*** Opening GIVEN INFORMATION ***

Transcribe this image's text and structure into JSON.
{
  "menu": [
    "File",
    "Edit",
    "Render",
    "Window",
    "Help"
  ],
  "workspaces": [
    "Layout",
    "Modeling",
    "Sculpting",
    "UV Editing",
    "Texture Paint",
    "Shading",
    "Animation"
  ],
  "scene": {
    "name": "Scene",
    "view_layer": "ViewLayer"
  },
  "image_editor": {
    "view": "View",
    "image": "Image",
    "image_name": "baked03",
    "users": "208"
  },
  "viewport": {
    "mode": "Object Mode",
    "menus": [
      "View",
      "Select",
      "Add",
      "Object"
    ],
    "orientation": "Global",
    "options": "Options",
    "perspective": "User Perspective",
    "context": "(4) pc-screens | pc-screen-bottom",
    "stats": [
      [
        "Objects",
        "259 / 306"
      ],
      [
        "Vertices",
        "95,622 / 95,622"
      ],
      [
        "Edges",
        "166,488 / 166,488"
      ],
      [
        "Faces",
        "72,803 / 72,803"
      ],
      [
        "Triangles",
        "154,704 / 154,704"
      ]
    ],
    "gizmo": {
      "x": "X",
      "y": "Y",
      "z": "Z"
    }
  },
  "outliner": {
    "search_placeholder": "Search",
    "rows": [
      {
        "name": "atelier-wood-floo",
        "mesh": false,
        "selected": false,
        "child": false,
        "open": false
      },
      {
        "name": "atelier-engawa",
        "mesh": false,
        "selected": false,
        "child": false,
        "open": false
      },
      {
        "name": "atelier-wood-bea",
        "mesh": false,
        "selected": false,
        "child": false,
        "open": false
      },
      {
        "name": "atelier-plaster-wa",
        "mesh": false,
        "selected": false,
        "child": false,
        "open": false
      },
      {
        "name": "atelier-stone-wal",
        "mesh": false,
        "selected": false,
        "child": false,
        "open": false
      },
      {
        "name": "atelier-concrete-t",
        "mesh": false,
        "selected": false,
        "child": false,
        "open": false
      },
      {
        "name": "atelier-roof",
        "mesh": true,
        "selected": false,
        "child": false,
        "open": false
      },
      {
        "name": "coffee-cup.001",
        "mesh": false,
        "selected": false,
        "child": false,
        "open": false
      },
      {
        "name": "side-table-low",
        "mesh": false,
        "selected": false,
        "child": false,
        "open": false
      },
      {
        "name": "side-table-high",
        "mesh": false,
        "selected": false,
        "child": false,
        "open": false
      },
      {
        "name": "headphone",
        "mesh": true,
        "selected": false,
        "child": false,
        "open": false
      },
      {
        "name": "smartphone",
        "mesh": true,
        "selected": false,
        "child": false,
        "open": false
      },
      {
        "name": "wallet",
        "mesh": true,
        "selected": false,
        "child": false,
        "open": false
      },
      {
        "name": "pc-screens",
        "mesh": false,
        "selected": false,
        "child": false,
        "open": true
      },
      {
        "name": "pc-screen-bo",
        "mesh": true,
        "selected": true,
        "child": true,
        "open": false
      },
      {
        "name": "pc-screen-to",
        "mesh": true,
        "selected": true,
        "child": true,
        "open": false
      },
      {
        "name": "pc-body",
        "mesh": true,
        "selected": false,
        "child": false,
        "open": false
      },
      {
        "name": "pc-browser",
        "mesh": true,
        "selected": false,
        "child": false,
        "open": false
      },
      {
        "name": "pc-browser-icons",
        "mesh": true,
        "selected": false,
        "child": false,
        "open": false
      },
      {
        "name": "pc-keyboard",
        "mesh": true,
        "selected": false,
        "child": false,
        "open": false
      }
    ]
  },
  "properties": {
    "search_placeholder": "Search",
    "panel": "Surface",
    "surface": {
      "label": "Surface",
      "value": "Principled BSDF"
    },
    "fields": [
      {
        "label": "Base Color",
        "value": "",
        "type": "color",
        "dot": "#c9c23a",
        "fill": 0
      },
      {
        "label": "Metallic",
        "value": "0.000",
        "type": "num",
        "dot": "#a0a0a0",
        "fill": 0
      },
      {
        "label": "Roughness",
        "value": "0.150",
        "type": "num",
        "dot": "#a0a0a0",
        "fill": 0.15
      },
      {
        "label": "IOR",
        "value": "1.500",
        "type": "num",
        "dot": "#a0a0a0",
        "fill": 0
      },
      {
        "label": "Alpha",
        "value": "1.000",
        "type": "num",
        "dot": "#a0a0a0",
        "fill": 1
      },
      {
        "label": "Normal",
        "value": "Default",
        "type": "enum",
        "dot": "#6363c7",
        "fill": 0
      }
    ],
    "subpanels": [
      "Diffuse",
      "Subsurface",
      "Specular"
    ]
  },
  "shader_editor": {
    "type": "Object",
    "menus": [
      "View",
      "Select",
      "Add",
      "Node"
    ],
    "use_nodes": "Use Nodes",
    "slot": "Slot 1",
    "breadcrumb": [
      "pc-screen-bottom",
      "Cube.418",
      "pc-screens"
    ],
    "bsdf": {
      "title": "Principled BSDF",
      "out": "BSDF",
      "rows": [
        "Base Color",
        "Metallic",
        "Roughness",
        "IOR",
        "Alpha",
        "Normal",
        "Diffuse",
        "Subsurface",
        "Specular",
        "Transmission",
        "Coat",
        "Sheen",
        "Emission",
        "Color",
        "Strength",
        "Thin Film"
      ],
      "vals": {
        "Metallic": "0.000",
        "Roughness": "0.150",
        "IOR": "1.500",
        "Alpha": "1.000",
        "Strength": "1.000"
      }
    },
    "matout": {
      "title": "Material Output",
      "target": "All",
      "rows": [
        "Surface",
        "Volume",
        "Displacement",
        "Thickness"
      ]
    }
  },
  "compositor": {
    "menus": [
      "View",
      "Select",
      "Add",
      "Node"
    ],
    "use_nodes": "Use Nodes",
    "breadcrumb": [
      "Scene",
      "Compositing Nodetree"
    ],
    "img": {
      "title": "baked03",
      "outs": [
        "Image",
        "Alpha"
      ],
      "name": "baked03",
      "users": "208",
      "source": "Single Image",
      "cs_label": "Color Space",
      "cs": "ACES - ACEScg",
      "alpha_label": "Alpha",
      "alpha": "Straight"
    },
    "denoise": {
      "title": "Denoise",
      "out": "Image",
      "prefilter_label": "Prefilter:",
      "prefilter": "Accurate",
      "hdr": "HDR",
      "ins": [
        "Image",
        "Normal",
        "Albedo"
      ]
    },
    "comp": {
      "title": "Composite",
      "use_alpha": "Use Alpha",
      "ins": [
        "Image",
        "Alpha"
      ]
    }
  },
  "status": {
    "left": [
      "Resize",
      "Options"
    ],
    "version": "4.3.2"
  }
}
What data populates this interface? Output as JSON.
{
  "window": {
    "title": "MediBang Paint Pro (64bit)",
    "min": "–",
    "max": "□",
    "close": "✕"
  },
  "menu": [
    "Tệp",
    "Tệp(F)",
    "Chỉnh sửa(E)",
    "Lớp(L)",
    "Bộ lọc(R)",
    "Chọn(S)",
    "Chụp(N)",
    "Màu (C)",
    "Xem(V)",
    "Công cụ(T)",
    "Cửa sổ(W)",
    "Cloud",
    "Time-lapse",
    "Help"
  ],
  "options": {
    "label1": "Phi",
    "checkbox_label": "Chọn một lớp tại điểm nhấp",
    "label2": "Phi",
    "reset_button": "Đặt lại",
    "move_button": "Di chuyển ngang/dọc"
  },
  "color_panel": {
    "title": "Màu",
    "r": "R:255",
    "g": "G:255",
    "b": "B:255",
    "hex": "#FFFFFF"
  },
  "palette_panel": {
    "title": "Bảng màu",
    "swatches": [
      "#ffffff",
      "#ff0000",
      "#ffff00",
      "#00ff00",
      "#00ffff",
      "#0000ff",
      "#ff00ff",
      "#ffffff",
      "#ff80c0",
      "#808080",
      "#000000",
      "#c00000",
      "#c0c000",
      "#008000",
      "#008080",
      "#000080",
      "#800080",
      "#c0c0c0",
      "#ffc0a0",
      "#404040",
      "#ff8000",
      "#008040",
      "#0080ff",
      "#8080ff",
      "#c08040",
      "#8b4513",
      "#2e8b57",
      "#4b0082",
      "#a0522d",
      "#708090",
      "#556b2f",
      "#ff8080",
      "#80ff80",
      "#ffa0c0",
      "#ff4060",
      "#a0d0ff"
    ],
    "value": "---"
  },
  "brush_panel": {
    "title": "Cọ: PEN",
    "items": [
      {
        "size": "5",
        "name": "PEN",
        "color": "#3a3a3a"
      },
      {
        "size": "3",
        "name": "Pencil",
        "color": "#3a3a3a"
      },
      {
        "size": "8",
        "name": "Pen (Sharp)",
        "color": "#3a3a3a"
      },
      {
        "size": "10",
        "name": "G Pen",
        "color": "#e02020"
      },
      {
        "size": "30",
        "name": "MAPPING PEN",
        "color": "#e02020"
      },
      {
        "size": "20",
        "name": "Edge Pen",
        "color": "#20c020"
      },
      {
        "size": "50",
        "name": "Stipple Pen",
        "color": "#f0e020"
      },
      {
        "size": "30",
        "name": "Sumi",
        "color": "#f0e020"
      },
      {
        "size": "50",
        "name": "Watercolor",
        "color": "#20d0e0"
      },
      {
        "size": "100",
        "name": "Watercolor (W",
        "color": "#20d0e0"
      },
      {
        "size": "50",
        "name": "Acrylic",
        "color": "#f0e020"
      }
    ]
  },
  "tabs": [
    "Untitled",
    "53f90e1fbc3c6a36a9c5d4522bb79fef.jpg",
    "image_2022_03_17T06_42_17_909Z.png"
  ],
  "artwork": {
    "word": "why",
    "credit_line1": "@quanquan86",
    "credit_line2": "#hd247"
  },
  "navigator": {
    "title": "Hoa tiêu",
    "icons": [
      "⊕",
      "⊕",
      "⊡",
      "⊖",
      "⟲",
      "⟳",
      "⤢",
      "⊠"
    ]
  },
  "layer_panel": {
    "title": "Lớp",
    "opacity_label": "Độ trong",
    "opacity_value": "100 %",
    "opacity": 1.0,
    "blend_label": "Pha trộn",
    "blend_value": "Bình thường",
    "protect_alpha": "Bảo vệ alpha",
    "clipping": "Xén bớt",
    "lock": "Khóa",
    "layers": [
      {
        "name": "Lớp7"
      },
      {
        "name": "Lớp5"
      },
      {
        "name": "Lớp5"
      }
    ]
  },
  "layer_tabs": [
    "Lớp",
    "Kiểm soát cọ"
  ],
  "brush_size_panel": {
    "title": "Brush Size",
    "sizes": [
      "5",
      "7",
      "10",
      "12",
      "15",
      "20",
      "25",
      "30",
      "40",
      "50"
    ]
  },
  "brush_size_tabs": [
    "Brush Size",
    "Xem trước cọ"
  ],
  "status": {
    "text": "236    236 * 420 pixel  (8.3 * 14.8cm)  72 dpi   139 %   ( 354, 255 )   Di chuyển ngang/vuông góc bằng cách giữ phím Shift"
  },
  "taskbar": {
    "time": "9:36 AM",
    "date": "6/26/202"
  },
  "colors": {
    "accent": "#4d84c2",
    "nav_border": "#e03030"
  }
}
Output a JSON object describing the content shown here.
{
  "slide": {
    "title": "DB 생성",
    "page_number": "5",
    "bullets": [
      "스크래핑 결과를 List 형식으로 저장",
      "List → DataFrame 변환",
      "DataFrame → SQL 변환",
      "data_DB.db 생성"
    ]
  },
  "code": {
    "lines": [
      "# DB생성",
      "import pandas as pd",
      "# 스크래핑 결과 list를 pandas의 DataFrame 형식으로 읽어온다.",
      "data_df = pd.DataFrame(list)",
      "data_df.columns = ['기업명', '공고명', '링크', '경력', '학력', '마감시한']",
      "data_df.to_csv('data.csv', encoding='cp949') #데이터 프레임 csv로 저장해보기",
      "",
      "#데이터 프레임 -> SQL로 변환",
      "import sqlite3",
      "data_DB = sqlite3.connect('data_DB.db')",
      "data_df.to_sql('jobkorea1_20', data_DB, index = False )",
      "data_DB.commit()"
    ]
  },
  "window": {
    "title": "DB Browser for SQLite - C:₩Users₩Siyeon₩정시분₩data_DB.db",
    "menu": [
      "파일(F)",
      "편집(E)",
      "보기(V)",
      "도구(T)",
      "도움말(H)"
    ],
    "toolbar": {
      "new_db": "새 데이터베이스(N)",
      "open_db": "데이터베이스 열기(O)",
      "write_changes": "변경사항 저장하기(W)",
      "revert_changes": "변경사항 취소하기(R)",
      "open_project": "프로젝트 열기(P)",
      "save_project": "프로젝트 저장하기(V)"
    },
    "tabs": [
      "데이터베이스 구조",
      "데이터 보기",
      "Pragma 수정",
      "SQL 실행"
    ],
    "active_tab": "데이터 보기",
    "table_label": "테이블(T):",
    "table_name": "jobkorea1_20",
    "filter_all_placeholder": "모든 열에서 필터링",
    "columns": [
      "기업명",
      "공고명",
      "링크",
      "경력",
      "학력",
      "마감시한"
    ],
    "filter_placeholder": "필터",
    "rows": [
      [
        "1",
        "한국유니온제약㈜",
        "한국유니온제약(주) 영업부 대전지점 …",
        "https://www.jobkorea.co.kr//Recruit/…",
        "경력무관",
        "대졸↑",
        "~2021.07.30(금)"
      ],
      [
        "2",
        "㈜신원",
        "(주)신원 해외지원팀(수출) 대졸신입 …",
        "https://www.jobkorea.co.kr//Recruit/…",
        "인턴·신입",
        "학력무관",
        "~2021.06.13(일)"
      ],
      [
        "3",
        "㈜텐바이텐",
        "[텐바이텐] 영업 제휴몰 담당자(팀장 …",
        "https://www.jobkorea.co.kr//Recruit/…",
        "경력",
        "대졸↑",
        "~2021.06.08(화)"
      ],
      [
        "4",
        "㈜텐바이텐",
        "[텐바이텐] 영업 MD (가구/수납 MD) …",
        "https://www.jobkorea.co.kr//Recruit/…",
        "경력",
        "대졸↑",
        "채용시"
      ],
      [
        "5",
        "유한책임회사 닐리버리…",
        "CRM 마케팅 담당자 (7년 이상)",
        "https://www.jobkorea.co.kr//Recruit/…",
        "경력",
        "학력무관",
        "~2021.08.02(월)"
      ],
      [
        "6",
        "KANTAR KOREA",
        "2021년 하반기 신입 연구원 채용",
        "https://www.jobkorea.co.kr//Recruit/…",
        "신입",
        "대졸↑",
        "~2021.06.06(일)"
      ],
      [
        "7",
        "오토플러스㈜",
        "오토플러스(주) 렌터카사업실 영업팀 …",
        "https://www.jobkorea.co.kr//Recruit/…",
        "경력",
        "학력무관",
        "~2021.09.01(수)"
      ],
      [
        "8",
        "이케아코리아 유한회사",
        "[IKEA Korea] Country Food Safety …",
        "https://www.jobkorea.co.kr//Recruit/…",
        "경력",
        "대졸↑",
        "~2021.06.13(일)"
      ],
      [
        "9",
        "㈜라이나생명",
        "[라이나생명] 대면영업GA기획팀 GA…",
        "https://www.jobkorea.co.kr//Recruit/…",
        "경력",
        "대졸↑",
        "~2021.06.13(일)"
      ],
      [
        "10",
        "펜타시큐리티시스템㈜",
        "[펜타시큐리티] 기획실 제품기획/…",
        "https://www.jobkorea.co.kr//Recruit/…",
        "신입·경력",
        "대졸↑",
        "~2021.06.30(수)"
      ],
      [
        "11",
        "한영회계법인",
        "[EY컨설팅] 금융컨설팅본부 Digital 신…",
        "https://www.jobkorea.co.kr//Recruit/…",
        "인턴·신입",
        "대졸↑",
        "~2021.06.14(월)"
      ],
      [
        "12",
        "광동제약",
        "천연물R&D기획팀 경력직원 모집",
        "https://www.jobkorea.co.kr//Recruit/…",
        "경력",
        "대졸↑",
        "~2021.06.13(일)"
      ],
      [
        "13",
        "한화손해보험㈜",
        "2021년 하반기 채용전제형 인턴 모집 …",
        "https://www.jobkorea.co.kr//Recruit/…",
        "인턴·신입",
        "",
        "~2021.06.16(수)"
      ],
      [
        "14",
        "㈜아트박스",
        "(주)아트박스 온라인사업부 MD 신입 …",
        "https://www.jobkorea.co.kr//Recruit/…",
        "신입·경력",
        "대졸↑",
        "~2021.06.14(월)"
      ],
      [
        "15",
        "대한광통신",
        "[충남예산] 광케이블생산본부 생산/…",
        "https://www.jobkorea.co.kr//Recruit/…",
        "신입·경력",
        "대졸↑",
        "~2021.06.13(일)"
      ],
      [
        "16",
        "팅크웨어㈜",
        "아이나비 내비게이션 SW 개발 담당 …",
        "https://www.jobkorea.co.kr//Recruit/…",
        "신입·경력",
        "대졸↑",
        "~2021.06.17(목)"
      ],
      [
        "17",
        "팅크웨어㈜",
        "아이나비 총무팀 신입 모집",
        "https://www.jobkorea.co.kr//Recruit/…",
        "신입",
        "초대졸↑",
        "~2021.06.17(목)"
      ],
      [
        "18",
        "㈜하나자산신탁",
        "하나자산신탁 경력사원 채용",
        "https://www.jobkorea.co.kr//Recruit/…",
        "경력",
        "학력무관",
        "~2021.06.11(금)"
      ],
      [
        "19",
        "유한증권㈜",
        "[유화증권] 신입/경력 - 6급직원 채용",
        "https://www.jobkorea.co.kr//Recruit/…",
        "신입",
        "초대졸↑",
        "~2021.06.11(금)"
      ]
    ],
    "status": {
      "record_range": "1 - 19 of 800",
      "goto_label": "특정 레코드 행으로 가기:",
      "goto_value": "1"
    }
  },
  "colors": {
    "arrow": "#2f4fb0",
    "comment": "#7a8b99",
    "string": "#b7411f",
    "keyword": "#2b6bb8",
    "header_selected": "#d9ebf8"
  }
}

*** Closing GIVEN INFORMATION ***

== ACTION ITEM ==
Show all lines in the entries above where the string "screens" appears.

== EXERCISE OUTPUT ==
    "context": "(4) pc-screens | pc-screen-bottom",
        "name": "pc-screens",
      "pc-screens"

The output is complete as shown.